◆ Work to be completed
Tell how many lines in the data below include the word "uiImage". The answer is the number only.

Page and application data records
# # # #

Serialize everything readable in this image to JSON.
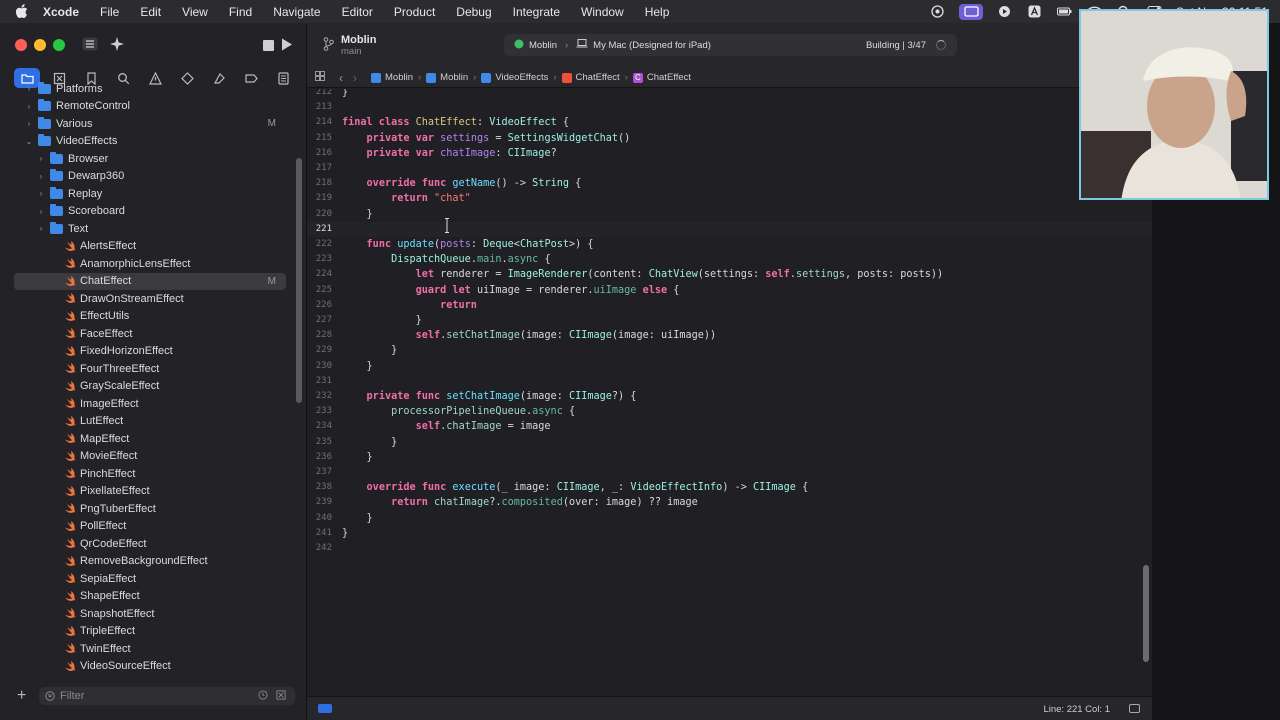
{
  "menubar": {
    "app": "Xcode",
    "items": [
      "File",
      "Edit",
      "View",
      "Find",
      "Navigate",
      "Editor",
      "Product",
      "Debug",
      "Integrate",
      "Window",
      "Help"
    ],
    "datetime": "Sat Nov 30 11:51"
  },
  "toolbar": {
    "project": "Moblin",
    "branch": "main",
    "scheme": "Moblin",
    "destination": "My Mac (Designed for iPad)",
    "status": "Building | 3/47"
  },
  "jumpbar": [
    "Moblin",
    "Moblin",
    "VideoEffects",
    "ChatEffect",
    "ChatEffect"
  ],
  "sidebar": {
    "filter_placeholder": "Filter",
    "items": [
      {
        "label": "Platforms",
        "level": 1,
        "kind": "folder",
        "chev": "›"
      },
      {
        "label": "RemoteControl",
        "level": 1,
        "kind": "folder",
        "chev": "›"
      },
      {
        "label": "Various",
        "level": 1,
        "kind": "folder",
        "chev": "›",
        "badge": "M"
      },
      {
        "label": "VideoEffects",
        "level": 1,
        "kind": "folder",
        "chev": "⌄"
      },
      {
        "label": "Browser",
        "level": 2,
        "kind": "folder",
        "chev": "›"
      },
      {
        "label": "Dewarp360",
        "level": 2,
        "kind": "folder",
        "chev": "›"
      },
      {
        "label": "Replay",
        "level": 2,
        "kind": "folder",
        "chev": "›"
      },
      {
        "label": "Scoreboard",
        "level": 2,
        "kind": "folder",
        "chev": "›"
      },
      {
        "label": "Text",
        "level": 2,
        "kind": "folder",
        "chev": "›"
      },
      {
        "label": "AlertsEffect",
        "level": 2,
        "kind": "swift"
      },
      {
        "label": "AnamorphicLensEffect",
        "level": 2,
        "kind": "swift"
      },
      {
        "label": "ChatEffect",
        "level": 2,
        "kind": "swift",
        "badge": "M",
        "selected": true
      },
      {
        "label": "DrawOnStreamEffect",
        "level": 2,
        "kind": "swift"
      },
      {
        "label": "EffectUtils",
        "level": 2,
        "kind": "swift"
      },
      {
        "label": "FaceEffect",
        "level": 2,
        "kind": "swift"
      },
      {
        "label": "FixedHorizonEffect",
        "level": 2,
        "kind": "swift"
      },
      {
        "label": "FourThreeEffect",
        "level": 2,
        "kind": "swift"
      },
      {
        "label": "GrayScaleEffect",
        "level": 2,
        "kind": "swift"
      },
      {
        "label": "ImageEffect",
        "level": 2,
        "kind": "swift"
      },
      {
        "label": "LutEffect",
        "level": 2,
        "kind": "swift"
      },
      {
        "label": "MapEffect",
        "level": 2,
        "kind": "swift"
      },
      {
        "label": "MovieEffect",
        "level": 2,
        "kind": "swift"
      },
      {
        "label": "PinchEffect",
        "level": 2,
        "kind": "swift"
      },
      {
        "label": "PixellateEffect",
        "level": 2,
        "kind": "swift"
      },
      {
        "label": "PngTuberEffect",
        "level": 2,
        "kind": "swift"
      },
      {
        "label": "PollEffect",
        "level": 2,
        "kind": "swift"
      },
      {
        "label": "QrCodeEffect",
        "level": 2,
        "kind": "swift"
      },
      {
        "label": "RemoveBackgroundEffect",
        "level": 2,
        "kind": "swift"
      },
      {
        "label": "SepiaEffect",
        "level": 2,
        "kind": "swift"
      },
      {
        "label": "ShapeEffect",
        "level": 2,
        "kind": "swift"
      },
      {
        "label": "SnapshotEffect",
        "level": 2,
        "kind": "swift"
      },
      {
        "label": "TripleEffect",
        "level": 2,
        "kind": "swift"
      },
      {
        "label": "TwinEffect",
        "level": 2,
        "kind": "swift"
      },
      {
        "label": "VideoSourceEffect",
        "level": 2,
        "kind": "swift"
      }
    ]
  },
  "editor": {
    "current_line": 221,
    "lines": [
      {
        "n": 212,
        "t": [
          [
            "p",
            "}"
          ]
        ]
      },
      {
        "n": 213,
        "t": []
      },
      {
        "n": 214,
        "t": [
          [
            "kw",
            "final class "
          ],
          [
            "ty",
            "ChatEffect"
          ],
          [
            "p",
            ": "
          ],
          [
            "ty2",
            "VideoEffect"
          ],
          [
            "p",
            " {"
          ]
        ]
      },
      {
        "n": 215,
        "t": [
          [
            "p",
            "    "
          ],
          [
            "kw",
            "private var "
          ],
          [
            "pr",
            "settings"
          ],
          [
            "p",
            " = "
          ],
          [
            "ty2",
            "SettingsWidgetChat"
          ],
          [
            "p",
            "()"
          ]
        ]
      },
      {
        "n": 216,
        "t": [
          [
            "p",
            "    "
          ],
          [
            "kw",
            "private var "
          ],
          [
            "pr",
            "chatImage"
          ],
          [
            "p",
            ": "
          ],
          [
            "ty2",
            "CIImage"
          ],
          [
            "p",
            "?"
          ]
        ]
      },
      {
        "n": 217,
        "t": []
      },
      {
        "n": 218,
        "t": [
          [
            "p",
            "    "
          ],
          [
            "kw",
            "override func "
          ],
          [
            "fn",
            "getName"
          ],
          [
            "p",
            "() -> "
          ],
          [
            "ty2",
            "String"
          ],
          [
            "p",
            " {"
          ]
        ]
      },
      {
        "n": 219,
        "t": [
          [
            "p",
            "        "
          ],
          [
            "kw",
            "return "
          ],
          [
            "st",
            "\"chat\""
          ]
        ]
      },
      {
        "n": 220,
        "t": [
          [
            "p",
            "    }"
          ]
        ]
      },
      {
        "n": 221,
        "t": []
      },
      {
        "n": 222,
        "t": [
          [
            "p",
            "    "
          ],
          [
            "kw",
            "func "
          ],
          [
            "fn",
            "update"
          ],
          [
            "p",
            "("
          ],
          [
            "pr",
            "posts"
          ],
          [
            "p",
            ": "
          ],
          [
            "ty2",
            "Deque"
          ],
          [
            "p",
            "<"
          ],
          [
            "ty2",
            "ChatPost"
          ],
          [
            "p",
            ">) {"
          ]
        ]
      },
      {
        "n": 223,
        "t": [
          [
            "p",
            "        "
          ],
          [
            "ty2",
            "DispatchQueue"
          ],
          [
            "p",
            "."
          ],
          [
            "fx",
            "main"
          ],
          [
            "p",
            "."
          ],
          [
            "fx",
            "async"
          ],
          [
            "p",
            " {"
          ]
        ]
      },
      {
        "n": 224,
        "t": [
          [
            "p",
            "            "
          ],
          [
            "kw",
            "let "
          ],
          [
            "p",
            "renderer = "
          ],
          [
            "ty2",
            "ImageRenderer"
          ],
          [
            "p",
            "("
          ],
          [
            "p",
            "content: "
          ],
          [
            "ty2",
            "ChatView"
          ],
          [
            "p",
            "(settings: "
          ],
          [
            "kw",
            "self"
          ],
          [
            "p",
            "."
          ],
          [
            "vr",
            "settings"
          ],
          [
            "p",
            ", posts: posts))"
          ]
        ]
      },
      {
        "n": 225,
        "t": [
          [
            "p",
            "            "
          ],
          [
            "kw",
            "guard let "
          ],
          [
            "p",
            "uiImage = renderer."
          ],
          [
            "fx",
            "uiImage"
          ],
          [
            "p",
            " "
          ],
          [
            "kw",
            "else"
          ],
          [
            "p",
            " {"
          ]
        ]
      },
      {
        "n": 226,
        "t": [
          [
            "p",
            "                "
          ],
          [
            "kw",
            "return"
          ]
        ]
      },
      {
        "n": 227,
        "t": [
          [
            "p",
            "            }"
          ]
        ]
      },
      {
        "n": 228,
        "t": [
          [
            "p",
            "            "
          ],
          [
            "kw",
            "self"
          ],
          [
            "p",
            "."
          ],
          [
            "vr",
            "setChatImage"
          ],
          [
            "p",
            "(image: "
          ],
          [
            "ty2",
            "CIImage"
          ],
          [
            "p",
            "(image: uiImage))"
          ]
        ]
      },
      {
        "n": 229,
        "t": [
          [
            "p",
            "        }"
          ]
        ]
      },
      {
        "n": 230,
        "t": [
          [
            "p",
            "    }"
          ]
        ]
      },
      {
        "n": 231,
        "t": []
      },
      {
        "n": 232,
        "t": [
          [
            "p",
            "    "
          ],
          [
            "kw",
            "private func "
          ],
          [
            "fn",
            "setChatImage"
          ],
          [
            "p",
            "(image: "
          ],
          [
            "ty2",
            "CIImage"
          ],
          [
            "p",
            "?) {"
          ]
        ]
      },
      {
        "n": 233,
        "t": [
          [
            "p",
            "        "
          ],
          [
            "vr",
            "processorPipelineQueue"
          ],
          [
            "p",
            "."
          ],
          [
            "fx",
            "async"
          ],
          [
            "p",
            " {"
          ]
        ]
      },
      {
        "n": 234,
        "t": [
          [
            "p",
            "            "
          ],
          [
            "kw",
            "self"
          ],
          [
            "p",
            "."
          ],
          [
            "vr",
            "chatImage"
          ],
          [
            "p",
            " = image"
          ]
        ]
      },
      {
        "n": 235,
        "t": [
          [
            "p",
            "        }"
          ]
        ]
      },
      {
        "n": 236,
        "t": [
          [
            "p",
            "    }"
          ]
        ]
      },
      {
        "n": 237,
        "t": []
      },
      {
        "n": 238,
        "t": [
          [
            "p",
            "    "
          ],
          [
            "kw",
            "override func "
          ],
          [
            "fn",
            "execute"
          ],
          [
            "p",
            "(_ image: "
          ],
          [
            "ty2",
            "CIImage"
          ],
          [
            "p",
            ", _: "
          ],
          [
            "ty2",
            "VideoEffectInfo"
          ],
          [
            "p",
            ") -> "
          ],
          [
            "ty2",
            "CIImage"
          ],
          [
            "p",
            " {"
          ]
        ]
      },
      {
        "n": 239,
        "t": [
          [
            "p",
            "        "
          ],
          [
            "kw",
            "return "
          ],
          [
            "vr",
            "chatImage"
          ],
          [
            "p",
            "?."
          ],
          [
            "fx",
            "composited"
          ],
          [
            "p",
            "(over: image) ?? image"
          ]
        ]
      },
      {
        "n": 240,
        "t": [
          [
            "p",
            "    }"
          ]
        ]
      },
      {
        "n": 241,
        "t": [
          [
            "p",
            "}"
          ]
        ]
      },
      {
        "n": 242,
        "t": []
      }
    ]
  },
  "statusbar": {
    "position": "Line: 221  Col: 1"
  }
}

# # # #

◆ Exercise answer
3